(Dataset items)
========

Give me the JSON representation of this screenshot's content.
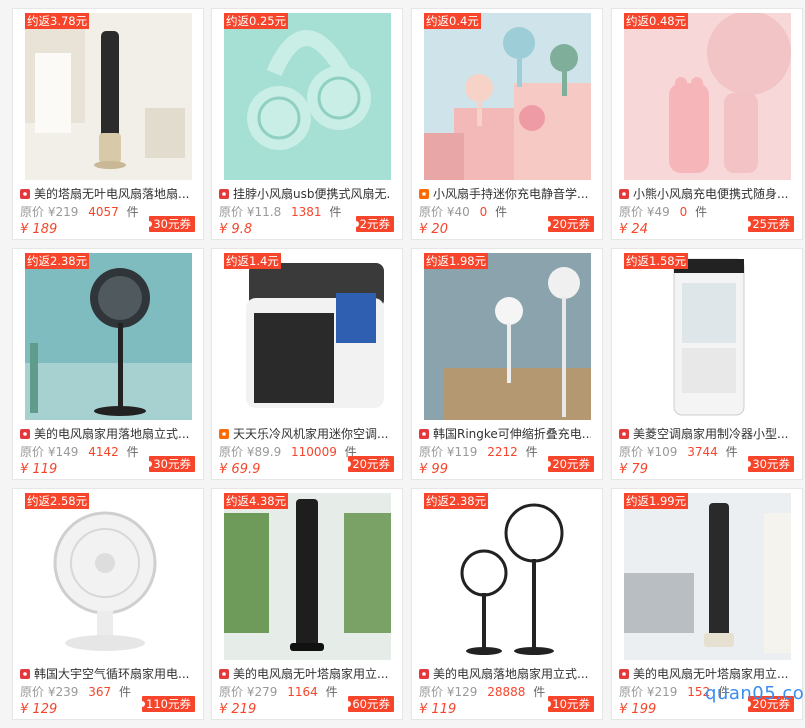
{
  "currency": "¥",
  "orig_label": "原价",
  "unit": "件",
  "watermark": "quan05.com",
  "products": [
    {
      "rebate": "约返3.78元",
      "title": "美的塔扇无叶电风扇落地扇...",
      "orig": "219",
      "sales": "4057",
      "price": "189",
      "coupon": "30元券",
      "src": "tb",
      "icon": "tower-fan-image"
    },
    {
      "rebate": "约返0.25元",
      "title": "挂脖小风扇usb便携式风扇无...",
      "orig": "11.8",
      "sales": "1381",
      "price": "9.8",
      "coupon": "2元券",
      "src": "tb",
      "icon": "neck-fan-image"
    },
    {
      "rebate": "约返0.4元",
      "title": "小风扇手持迷你充电静音学...",
      "orig": "40",
      "sales": "0",
      "price": "20",
      "coupon": "20元券",
      "src": "tm",
      "icon": "handheld-fans-image"
    },
    {
      "rebate": "约返0.48元",
      "title": "小熊小风扇充电便携式随身...",
      "orig": "49",
      "sales": "0",
      "price": "24",
      "coupon": "25元券",
      "src": "tb",
      "icon": "pink-handheld-fan-image"
    },
    {
      "rebate": "约返2.38元",
      "title": "美的电风扇家用落地扇立式...",
      "orig": "149",
      "sales": "4142",
      "price": "119",
      "coupon": "30元券",
      "src": "tb",
      "icon": "standing-fan-image"
    },
    {
      "rebate": "约返1.4元",
      "title": "天天乐冷风机家用迷你空调...",
      "orig": "89.9",
      "sales": "110009",
      "price": "69.9",
      "coupon": "20元券",
      "src": "tm",
      "icon": "mini-air-cooler-image"
    },
    {
      "rebate": "约返1.98元",
      "title": "韩国Ringke可伸缩折叠充电...",
      "orig": "119",
      "sales": "2212",
      "price": "99",
      "coupon": "20元券",
      "src": "tb",
      "icon": "folding-fan-image"
    },
    {
      "rebate": "约返1.58元",
      "title": "美菱空调扇家用制冷器小型...",
      "orig": "109",
      "sales": "3744",
      "price": "79",
      "coupon": "30元券",
      "src": "tb",
      "icon": "air-cooler-image"
    },
    {
      "rebate": "约返2.58元",
      "title": "韩国大宇空气循环扇家用电...",
      "orig": "239",
      "sales": "367",
      "price": "129",
      "coupon": "110元券",
      "src": "tb",
      "icon": "circulation-fan-image"
    },
    {
      "rebate": "约返4.38元",
      "title": "美的电风扇无叶塔扇家用立...",
      "orig": "279",
      "sales": "1164",
      "price": "219",
      "coupon": "60元券",
      "src": "tb",
      "icon": "black-tower-fan-image"
    },
    {
      "rebate": "约返2.38元",
      "title": "美的电风扇落地扇家用立式...",
      "orig": "129",
      "sales": "28888",
      "price": "119",
      "coupon": "10元券",
      "src": "tb",
      "icon": "two-standing-fans-image"
    },
    {
      "rebate": "约返1.99元",
      "title": "美的电风扇无叶塔扇家用立...",
      "orig": "219",
      "sales": "152",
      "price": "199",
      "coupon": "20元券",
      "src": "tb",
      "icon": "tower-fan-living-room-image"
    }
  ]
}
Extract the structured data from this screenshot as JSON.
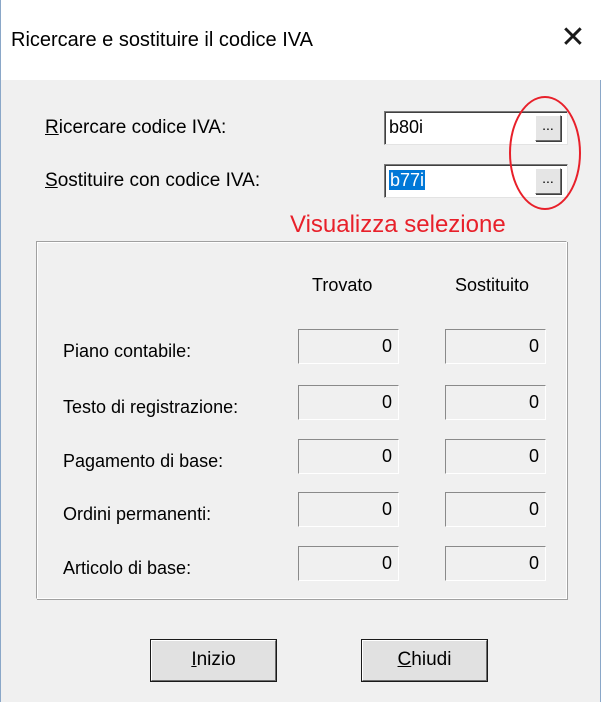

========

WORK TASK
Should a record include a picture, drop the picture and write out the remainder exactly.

EXPECTED ANSWER
Give me the JSON representation of this screenshot's content.
{
  "currency": "¥",
  "orig_label": "原价",
  "unit": "件",
  "watermark": "quan05.com",
  "products": [
    {
      "rebate": "约返3.78元",
      "title": "美的塔扇无叶电风扇落地扇...",
      "orig": "219",
      "sales": "4057",
      "price": "189",
      "coupon": "30元券",
      "src": "tb",
      "icon": "tower-fan-image"
    },
    {
      "rebate": "约返0.25元",
      "title": "挂脖小风扇usb便携式风扇无...",
      "orig": "11.8",
      "sales": "1381",
      "price": "9.8",
      "coupon": "2元券",
      "src": "tb",
      "icon": "neck-fan-image"
    },
    {
      "rebate": "约返0.4元",
      "title": "小风扇手持迷你充电静音学...",
      "orig": "40",
      "sales": "0",
      "price": "20",
      "coupon": "20元券",
      "src": "tm",
      "icon": "handheld-fans-image"
    },
    {
      "rebate": "约返0.48元",
      "title": "小熊小风扇充电便携式随身...",
      "orig": "49",
      "sales": "0",
      "price": "24",
      "coupon": "25元券",
      "src": "tb",
      "icon": "pink-handheld-fan-image"
    },
    {
      "rebate": "约返2.38元",
      "title": "美的电风扇家用落地扇立式...",
      "orig": "149",
      "sales": "4142",
      "price": "119",
      "coupon": "30元券",
      "src": "tb",
      "icon": "standing-fan-image"
    },
    {
      "rebate": "约返1.4元",
      "title": "天天乐冷风机家用迷你空调...",
      "orig": "89.9",
      "sales": "110009",
      "price": "69.9",
      "coupon": "20元券",
      "src": "tm",
      "icon": "mini-air-cooler-image"
    },
    {
      "rebate": "约返1.98元",
      "title": "韩国Ringke可伸缩折叠充电...",
      "orig": "119",
      "sales": "2212",
      "price": "99",
      "coupon": "20元券",
      "src": "tb",
      "icon": "folding-fan-image"
    },
    {
      "rebate": "约返1.58元",
      "title": "美菱空调扇家用制冷器小型...",
      "orig": "109",
      "sales": "3744",
      "price": "79",
      "coupon": "30元券",
      "src": "tb",
      "icon": "air-cooler-image"
    },
    {
      "rebate": "约返2.58元",
      "title": "韩国大宇空气循环扇家用电...",
      "orig": "239",
      "sales": "367",
      "price": "129",
      "coupon": "110元券",
      "src": "tb",
      "icon": "circulation-fan-image"
    },
    {
      "rebate": "约返4.38元",
      "title": "美的电风扇无叶塔扇家用立...",
      "orig": "279",
      "sales": "1164",
      "price": "219",
      "coupon": "60元券",
      "src": "tb",
      "icon": "black-tower-fan-image"
    },
    {
      "rebate": "约返2.38元",
      "title": "美的电风扇落地扇家用立式...",
      "orig": "129",
      "sales": "28888",
      "price": "119",
      "coupon": "10元券",
      "src": "tb",
      "icon": "two-standing-fans-image"
    },
    {
      "rebate": "约返1.99元",
      "title": "美的电风扇无叶塔扇家用立...",
      "orig": "219",
      "sales": "152",
      "price": "199",
      "coupon": "20元券",
      "src": "tb",
      "icon": "tower-fan-living-room-image"
    }
  ]
}
Extract the structured data from this screenshot as JSON.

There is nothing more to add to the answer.